It was neck pain that doctors diagnosed as an ear infection. But Jo Cross had actually suffered a stroke at the age of just 34.
Jo, from Banbury, was treated at the John Radcliffe Hospital in December 2016 but says she wasn't offered any therapy to help with her recovery.
Now she wants to raise awareness of the importance of rehabilitation for stroke patients and is urging the NHS to offer more support.
Watch this report by Mel Bloor:
Jo Cross attends the gym three times a week in the hope her mobility will one day improve.
It's been a year and a half since her stroke which left her with weakness on the left side of her body and speech difficulties.
Yet Jo says not only was not told she'd had a stroke when she left hospital but that she wasn't offered any support with her recovery until her GP spotted the error nine months later.
In a statement, the John Radcliffe Hospital where Jo was treated, said it would not comment on individual cases, but was keen to point out that it had been rated highly for its stroke care in a recent audit.
For Jo though - who feels she slipped through the net - that's of little comfort.
She's now backing calls from the Stroke Association for improved rehabilitation for survivors and wants to raise awareness of strokes in younger people.
Dominic Brand from Stroke Association had this to say:
Despite her ordeal, Jo a former accountant, remains positive about her future and has acquired a talent for painting.

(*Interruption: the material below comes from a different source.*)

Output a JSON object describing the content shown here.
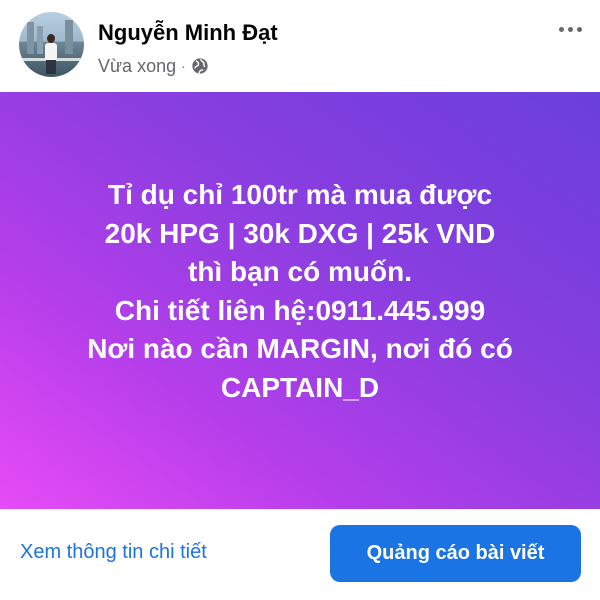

And as well as campaigning for a better understanding of strokes, she sells her artwork to raise money for stroke charities.